The combat maps are an ideal size, giving you enough room to maneuver and a sprinkling of terrain to play around. They avoid both the trap of feeling like a tight chessboard and the classic genre mistake of attempting environmental realism at the cost of being tactically interesting. No playstyle feels penalized, nor does any style feel fundamentally overpowered. Both melee-centric and ranged options have their high points, and while mobility is strong, units get bonuses and healing if they choose not to use an action point. Those small bonuses for not acting are brilliant design, allowing defensive strategies to flourish in a genre normally obsessed with aggressive movement. The enemy AI does its best, and does focus fire pretty well, but is very bad at knowing when to time its special abilities and truly terrible at staying put to capitalize on those bonuses.
I liked to build my armies out of combos of Undead (who have staying power), Demons (who hit hard), and Elves (to pick off the stragglers). The human Empire units are all obnoxious god-botherers and I couldn’t stand their voice shouts after a while, so I mostly didn’t use them. One of my favorite army compositions came about mid-game, when my undead Death Knights would inflict the chilled effect on enemies and Elf snipers, who automatically critical on chilled foes, would pick them off. Meanwhile Avyanna – who I’d built into a teleporting battle magician – would wreak havoc with controlling spells in the enemy’s back line.
The spells are a particular joy, with an extensive spellbook of magic to collect that varies from situational buffs and fireballs to weird utility spells like walls or clouds of mist. It really nails the feel of that classic fantasy magic-user with a spell for every situation, even if you’re playing as one of Avyanna’s melee builds.
Other systems, however, seem designed almost at random. Resources for building your base and upgrading your troops are poorly balanced, with some critical and others all but useless – I had a stockpile of over 200,000 wood and iron at the end of the campaign but constantly wanted more gold. They also accumulate in real time while the game runs, but can only be picked up in your base, so if you really wanted unlimited resources you could leave Disciples: Liberation running and visit every hour or so. There’s other stuff that generally feels irrelevant and only comes up as a frustration, like persistent damage between unrelated combats, or the arbitrary limitation on how many buildings you can place in your settlement.

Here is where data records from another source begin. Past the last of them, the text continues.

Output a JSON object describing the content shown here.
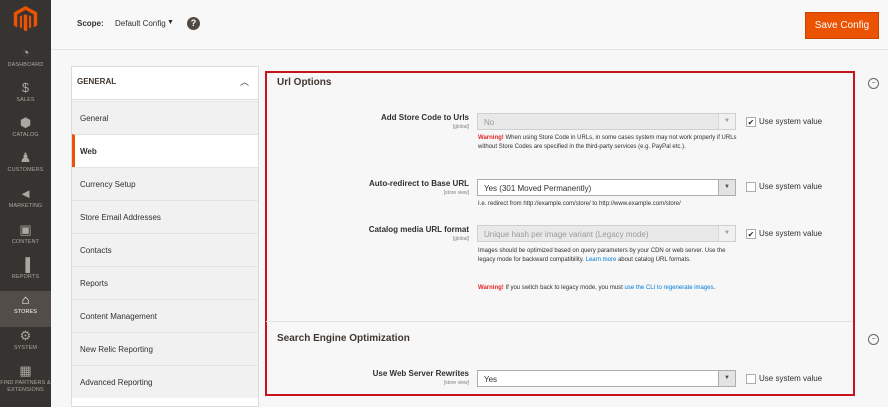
{
  "nav": {
    "items": [
      {
        "label": "Dashboard",
        "icon": "speedometer-icon",
        "glyph": "◔"
      },
      {
        "label": "Sales",
        "icon": "dollar-icon",
        "glyph": "$"
      },
      {
        "label": "Catalog",
        "icon": "cube-icon",
        "glyph": "⬢"
      },
      {
        "label": "Customers",
        "icon": "person-icon",
        "glyph": "♟"
      },
      {
        "label": "Marketing",
        "icon": "megaphone-icon",
        "glyph": "◄"
      },
      {
        "label": "Content",
        "icon": "layout-icon",
        "glyph": "▣"
      },
      {
        "label": "Reports",
        "icon": "bar-chart-icon",
        "glyph": "▐"
      },
      {
        "label": "Stores",
        "icon": "store-icon",
        "glyph": "⌂"
      },
      {
        "label": "System",
        "icon": "gear-icon",
        "glyph": "⚙"
      },
      {
        "label": "Find Partners & Extensions",
        "icon": "box-icon",
        "glyph": "▦"
      }
    ],
    "active": "Stores"
  },
  "header": {
    "scope_label": "Scope:",
    "scope_value": "Default Config",
    "help": "?",
    "save_label": "Save Config"
  },
  "tabs": {
    "title": "General",
    "items": [
      {
        "label": "General"
      },
      {
        "label": "Web"
      },
      {
        "label": "Currency Setup"
      },
      {
        "label": "Store Email Addresses"
      },
      {
        "label": "Contacts"
      },
      {
        "label": "Reports"
      },
      {
        "label": "Content Management"
      },
      {
        "label": "New Relic Reporting"
      },
      {
        "label": "Advanced Reporting"
      }
    ],
    "active": "Web"
  },
  "url_options": {
    "title": "Url Options",
    "fields": [
      {
        "label": "Add Store Code to Urls",
        "scope": "[global]",
        "value": "No",
        "use_system": "Use system value",
        "use_system_checked": true,
        "disabled": true
      },
      {
        "label": "Auto-redirect to Base URL",
        "scope": "[store view]",
        "value": "Yes (301 Moved Permanently)",
        "use_system": "Use system value",
        "use_system_checked": false,
        "disabled": false,
        "note": "I.e. redirect from http://example.com/store/ to http://www.example.com/store/"
      },
      {
        "label": "Catalog media URL format",
        "scope": "[global]",
        "value": "Unique hash per image variant (Legacy mode)",
        "use_system": "Use system value",
        "use_system_checked": true,
        "disabled": true
      }
    ],
    "warning_store_code": {
      "label": "Warning!",
      "text": " When using Store Code in URLs, in some cases system may not work properly if URLs without Store Codes are specified in the third-party services (e.g. PayPal etc.)."
    },
    "media_note": {
      "text": "Images should be optimized based on query parameters by your CDN or web server. Use the legacy mode for backward compatibility. ",
      "link": "Learn more",
      "after": " about catalog URL formats."
    },
    "media_warning": {
      "label": "Warning!",
      "text": " If you switch back to legacy mode, you must ",
      "link": "use the CLI to regenerate images",
      "after": "."
    }
  },
  "seo": {
    "title": "Search Engine Optimization",
    "field": {
      "label": "Use Web Server Rewrites",
      "scope": "[store view]",
      "value": "Yes",
      "use_system": "Use system value",
      "use_system_checked": false
    }
  },
  "colors": {
    "accent": "#eb5202",
    "highlight": "#c6141c",
    "sidebar": "#373330",
    "warning": "#e22626",
    "link": "#007bdb"
  }
}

None of that really detracts from the otherwise nice story and combat, though. What does are the interface, which slows down gameplay, and the bugs, which are both frustrating and too numerous to list. The interface itself just has delays built in: It’s riddled with submenus and loves to use three clicks for a task when one would do. It’s also poorly signposted outside of combat, doing things like showing you a total for a number but not what that number means – it’s not fun to reverse-engineer precisely what each point of strength does.
The bugs, on the other hand, are more than mere annoyances. Some were just exploits, like one that let me add infinite units to my army. Others were annoying but survivable, like low-level combats that can’t be autoresolved, or skills that seem to do nothing. Other issues consistently cropped up that required me to reload a recent quicksave or quit out and restart. I can’t be comprehensive, but I’ll give a few examples that required a reboot to fix: A persistent bug made me unable to interact with the world at random. Clicking “Done” too quickly after combat locked me on the summary screen. I’m a veteran of weird bugs and probably have more patience for them than most, but these were bad enough that I’d be sure they’re fixed before you commit to play.
None of them were apocalyptic, of course. My save worked, and I was ultimately able to finish relatively unimpeded, but it left me with the sour taste that combos, skill bonuses, and other key elements just didn’t work. Or, worse, that they didn’t work and I had no way to tell they didn’t work.